The brown and white English spaniel sits erect on the broad green lawn. Elijah, trotting along beside me, halts, stares, and sniffs the air. My black lab and I look at the dog sitting still as stone. He wears a small box at his throat. Elijah has seen stone dogs before and stone rabbits too. Once he went up to sniff a stone deer standing in someone’s front yard and barked and barked at it. Giant inflatable Halloween yard ornaments, jiggling and bowing in the wind, scare the wits out of him.
Elijah scents the air again, nostrils dilating, inhaling the meaning of this mystery. Then he tilts his head, wags his tail, tugs at the leash. This dog is not stone! Yet the spaniel remains still, forlorn before this large house on its immense, immaculate sweep of real estate, free of unsightly fences.

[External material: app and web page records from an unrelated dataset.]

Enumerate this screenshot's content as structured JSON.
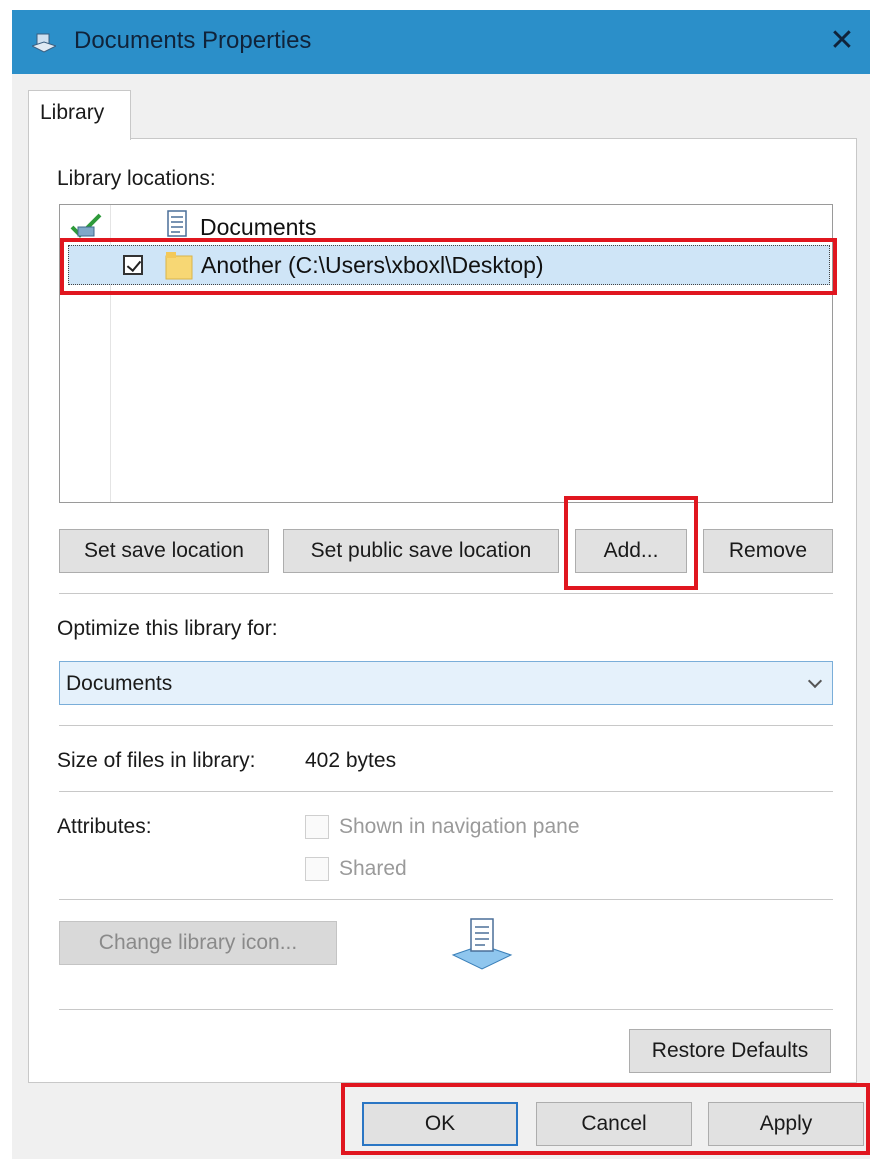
{
  "window": {
    "title": "Documents Properties",
    "close_glyph": "✕",
    "icon": "library-documents-icon"
  },
  "tabs": [
    {
      "label": "Library",
      "active": true
    }
  ],
  "library_locations": {
    "label": "Library locations:",
    "items": [
      {
        "name": "Documents",
        "icon": "documents-library-icon",
        "checked": false,
        "selected": false
      },
      {
        "name": "Another (C:\\Users\\xboxl\\Desktop)",
        "icon": "folder-icon",
        "checked": true,
        "selected": true
      }
    ]
  },
  "location_buttons": {
    "set_save": "Set save location",
    "set_public_save": "Set public save location",
    "add": "Add...",
    "remove": "Remove"
  },
  "optimize": {
    "label": "Optimize this library for:",
    "selected": "Documents"
  },
  "size": {
    "label": "Size of files in library:",
    "value": "402 bytes"
  },
  "attributes": {
    "label": "Attributes:",
    "options": [
      {
        "label": "Shown in navigation pane",
        "checked": false,
        "enabled": false
      },
      {
        "label": "Shared",
        "checked": false,
        "enabled": false
      }
    ]
  },
  "change_icon_button": "Change library icon...",
  "restore_defaults_button": "Restore Defaults",
  "footer": {
    "ok": "OK",
    "cancel": "Cancel",
    "apply": "Apply"
  },
  "colors": {
    "titlebar": "#2b8fc9",
    "selection": "#cfe5f7",
    "highlight": "#e0161f"
  }
}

Elijah bows and barks. The dog sits, unmoving. I walk closer and say, “Hello, little dog. How are you today?” He gazes into my eyes with a soulful intelligence and silent pleading, which take my breath away. When I speak again, he replies in a whimpering yelp.

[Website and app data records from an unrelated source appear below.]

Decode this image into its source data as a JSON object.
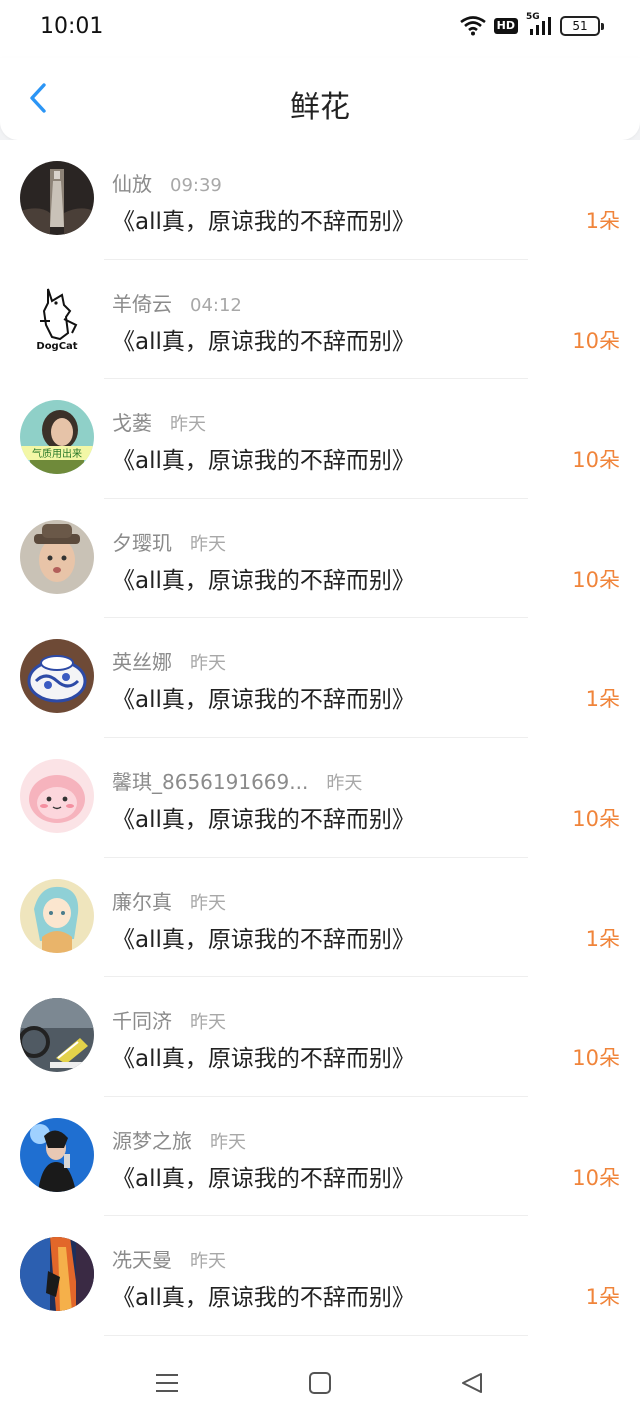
{
  "status_bar": {
    "time": "10:01",
    "hd_label": "HD",
    "network_label": "5G",
    "battery": "51",
    "icons": [
      "wifi-icon",
      "hd-icon",
      "signal-icon",
      "battery-icon"
    ]
  },
  "header": {
    "title": "鲜花",
    "back_icon": "chevron-left-icon",
    "accent_color": "#2b95f5"
  },
  "gifts": [
    {
      "name": "仙放",
      "time": "09:39",
      "message": "《all真，原谅我的不辞而别》",
      "count": "1朵"
    },
    {
      "name": "羊倚云",
      "time": "04:12",
      "message": "《all真，原谅我的不辞而别》",
      "count": "10朵"
    },
    {
      "name": "戈蒌",
      "time": "昨天",
      "message": "《all真，原谅我的不辞而别》",
      "count": "10朵"
    },
    {
      "name": "夕璎玑",
      "time": "昨天",
      "message": "《all真，原谅我的不辞而别》",
      "count": "10朵"
    },
    {
      "name": "英丝娜",
      "time": "昨天",
      "message": "《all真，原谅我的不辞而别》",
      "count": "1朵"
    },
    {
      "name": "馨琪_8656191669...",
      "time": "昨天",
      "message": "《all真，原谅我的不辞而别》",
      "count": "10朵"
    },
    {
      "name": "廉尔真",
      "time": "昨天",
      "message": "《all真，原谅我的不辞而别》",
      "count": "1朵"
    },
    {
      "name": "千同济",
      "time": "昨天",
      "message": "《all真，原谅我的不辞而别》",
      "count": "10朵"
    },
    {
      "name": "源梦之旅",
      "time": "昨天",
      "message": "《all真，原谅我的不辞而别》",
      "count": "10朵"
    },
    {
      "name": "冼天曼",
      "time": "昨天",
      "message": "《all真，原谅我的不辞而别》",
      "count": "1朵"
    }
  ],
  "avatar_texts": {
    "dogcat": "DogCat",
    "qizhi": "气质用出来"
  },
  "count_color": "#f0843a",
  "system_nav": {
    "icons": [
      "menu-icon",
      "home-icon",
      "back-icon"
    ]
  }
}
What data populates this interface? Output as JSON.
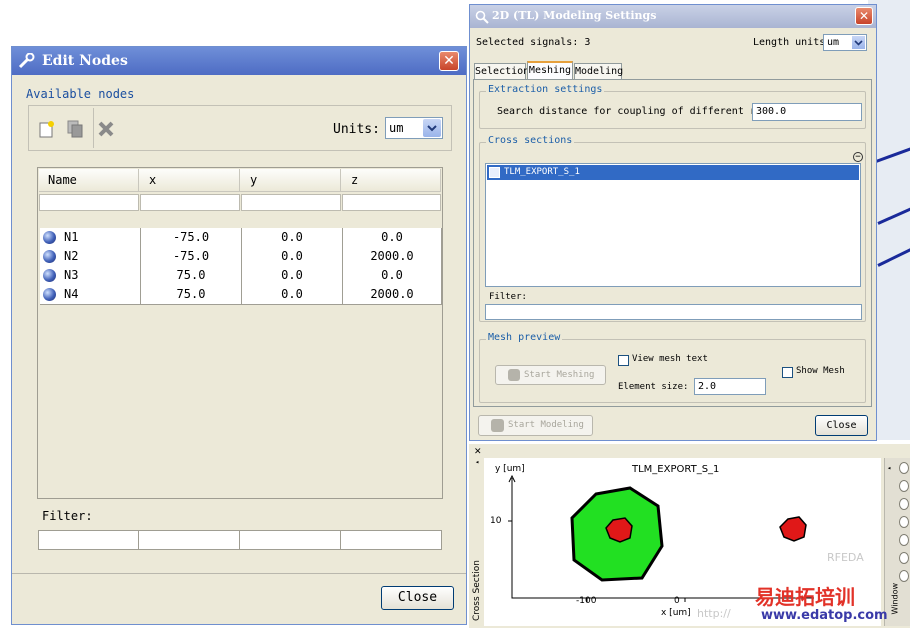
{
  "edit_nodes": {
    "title": "Edit Nodes",
    "group_label": "Available nodes",
    "units_label": "Units:",
    "units_value": "um",
    "columns": [
      "Name",
      "x",
      "y",
      "z"
    ],
    "rows": [
      {
        "name": "N1",
        "x": "-75.0",
        "y": "0.0",
        "z": "0.0"
      },
      {
        "name": "N2",
        "x": "-75.0",
        "y": "0.0",
        "z": "2000.0"
      },
      {
        "name": "N3",
        "x": "75.0",
        "y": "0.0",
        "z": "0.0"
      },
      {
        "name": "N4",
        "x": "75.0",
        "y": "0.0",
        "z": "2000.0"
      }
    ],
    "filter_label": "Filter:",
    "close_label": "Close",
    "toolbar_icons": [
      "new-node-icon",
      "copy-node-icon",
      "delete-node-icon"
    ]
  },
  "modeling": {
    "title": "2D (TL) Modeling Settings",
    "selected_signals": "Selected signals: 3",
    "length_units_label": "Length units:",
    "length_units_value": "um",
    "tabs": [
      "Selection",
      "Meshing",
      "Modeling"
    ],
    "active_tab": "Meshing",
    "extraction_title": "Extraction settings",
    "search_distance_label": "Search distance for coupling of different routes:",
    "search_distance_value": "300.0",
    "cross_sections_title": "Cross sections",
    "cross_section_item": "TLM_EXPORT_S_1",
    "filter_label": "Filter:",
    "mesh_preview_title": "Mesh preview",
    "start_meshing": "Start Meshing",
    "view_mesh_text": "View mesh text",
    "show_mesh": "Show Mesh",
    "element_size_label": "Element size:",
    "element_size_value": "2.0",
    "start_modeling": "Start Modeling",
    "close_label": "Close"
  },
  "cross_section_panel": {
    "side_label": "Cross Section",
    "plot_title": "TLM_EXPORT_S_1",
    "y_axis_label": "y [um]",
    "x_axis_label": "x [um]",
    "y_tick": "10",
    "x_ticks": [
      "-100",
      "0"
    ],
    "watermark_site": "RFEDA",
    "watermark_cn": "易迪拓培训",
    "watermark_url": "www.edatop.com",
    "watermark_http": "http://",
    "right_panel_label": "Window",
    "colors": {
      "conductor_fill": "#22e022",
      "conductor_edge": "#000000",
      "signal": "#e01818"
    }
  }
}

As Elijah and I move on, the pup rises and silently follows us along the line of his invisible fence.
Anymore, I have less and less stomach for keeping things in cages – dogs, rabbits, people, theories, truth, God. They won’t stay anyway. When you force them to remain, they wilt, turn gray, and whimper.
Do you see something or someone wilting and whimpering around you, or in yourself? What does it mean for you to release the captives?

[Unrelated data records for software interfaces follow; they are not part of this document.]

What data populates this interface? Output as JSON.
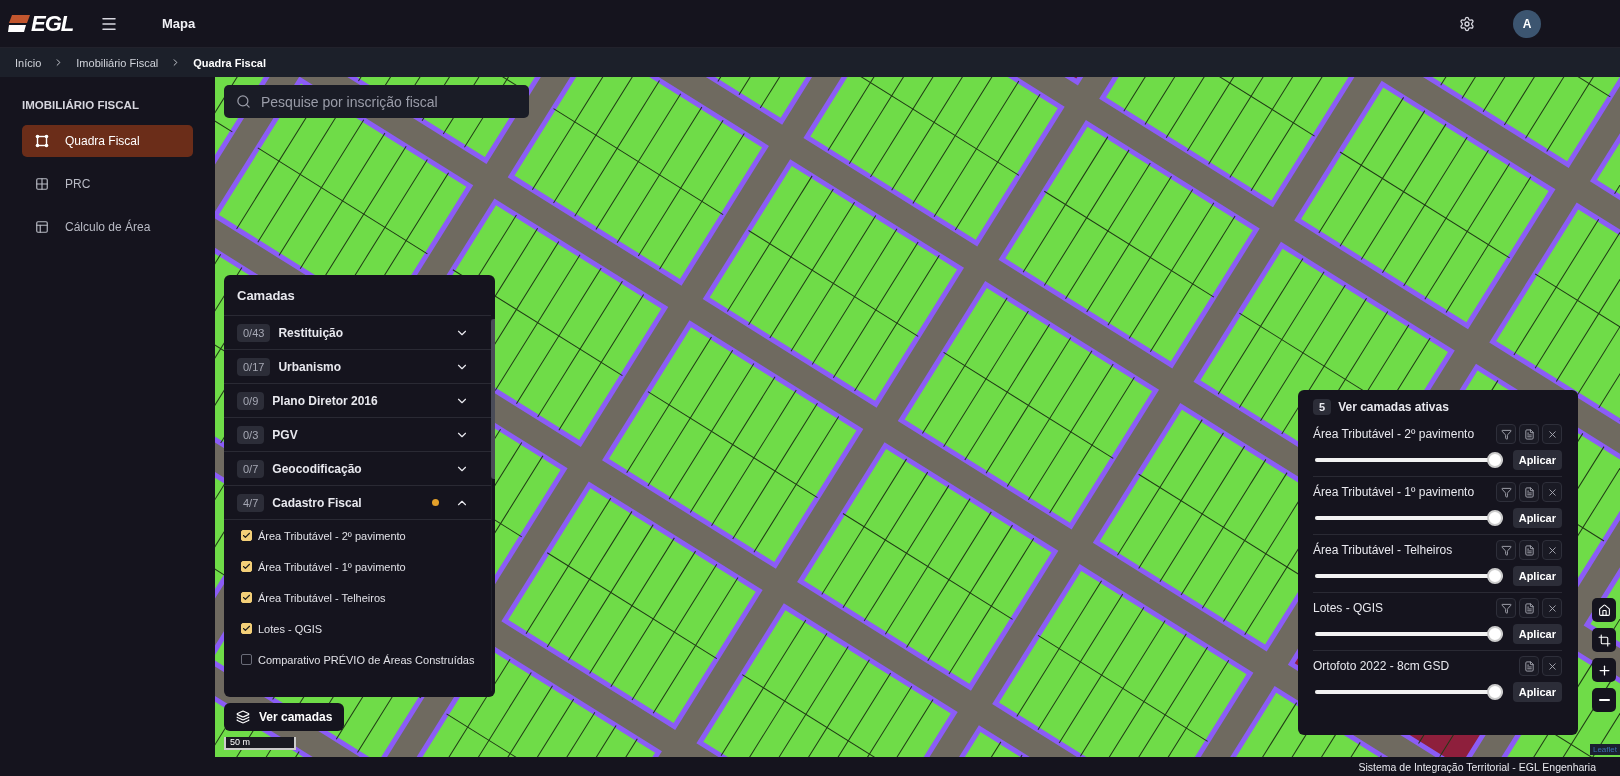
{
  "header": {
    "logo": "EGL",
    "title": "Mapa",
    "avatar": "A"
  },
  "breadcrumb": [
    {
      "label": "Início",
      "current": false
    },
    {
      "label": "Imobiliário Fiscal",
      "current": false
    },
    {
      "label": "Quadra Fiscal",
      "current": true
    }
  ],
  "sidebar": {
    "section": "IMOBILIÁRIO FISCAL",
    "items": [
      {
        "label": "Quadra Fiscal",
        "selected": true
      },
      {
        "label": "PRC",
        "selected": false
      },
      {
        "label": "Cálculo de Área",
        "selected": false
      }
    ]
  },
  "search": {
    "placeholder": "Pesquise por inscrição fiscal"
  },
  "layers_panel": {
    "title": "Camadas",
    "groups": [
      {
        "count": "0/43",
        "name": "Restituição",
        "expanded": false,
        "active": false
      },
      {
        "count": "0/17",
        "name": "Urbanismo",
        "expanded": false,
        "active": false
      },
      {
        "count": "0/9",
        "name": "Plano Diretor 2016",
        "expanded": false,
        "active": false
      },
      {
        "count": "0/3",
        "name": "PGV",
        "expanded": false,
        "active": false
      },
      {
        "count": "0/7",
        "name": "Geocodificação",
        "expanded": false,
        "active": false
      },
      {
        "count": "4/7",
        "name": "Cadastro Fiscal",
        "expanded": true,
        "active": true,
        "children": [
          {
            "label": "Área Tributável - 2º pavimento",
            "checked": true
          },
          {
            "label": "Área Tributável - 1º pavimento",
            "checked": true
          },
          {
            "label": "Área Tributável - Telheiros",
            "checked": true
          },
          {
            "label": "Lotes - QGIS",
            "checked": true
          },
          {
            "label": "Comparativo PRÉVIO de Áreas Construídas",
            "checked": false
          }
        ]
      }
    ]
  },
  "layers_button": "Ver camadas",
  "scale": "50 m",
  "active_layers": {
    "count": "5",
    "title": "Ver camadas ativas",
    "layers": [
      {
        "name": "Área Tributável - 2º pavimento",
        "has_filter": true,
        "level": 1,
        "apply": "Aplicar"
      },
      {
        "name": "Área Tributável - 1º pavimento",
        "has_filter": true,
        "level": 1,
        "apply": "Aplicar"
      },
      {
        "name": "Área Tributável - Telheiros",
        "has_filter": true,
        "level": 1,
        "apply": "Aplicar"
      },
      {
        "name": "Lotes - QGIS",
        "has_filter": true,
        "level": 1,
        "apply": "Aplicar"
      },
      {
        "name": "Ortofoto 2022 - 8cm GSD",
        "has_filter": false,
        "level": 1,
        "apply": "Aplicar"
      }
    ]
  },
  "attribution": "Leaflet",
  "footer": "Sistema de Integração Territorial - EGL Engenharia"
}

Great posting, Loretta and a wonderful analogy. Poor doggie.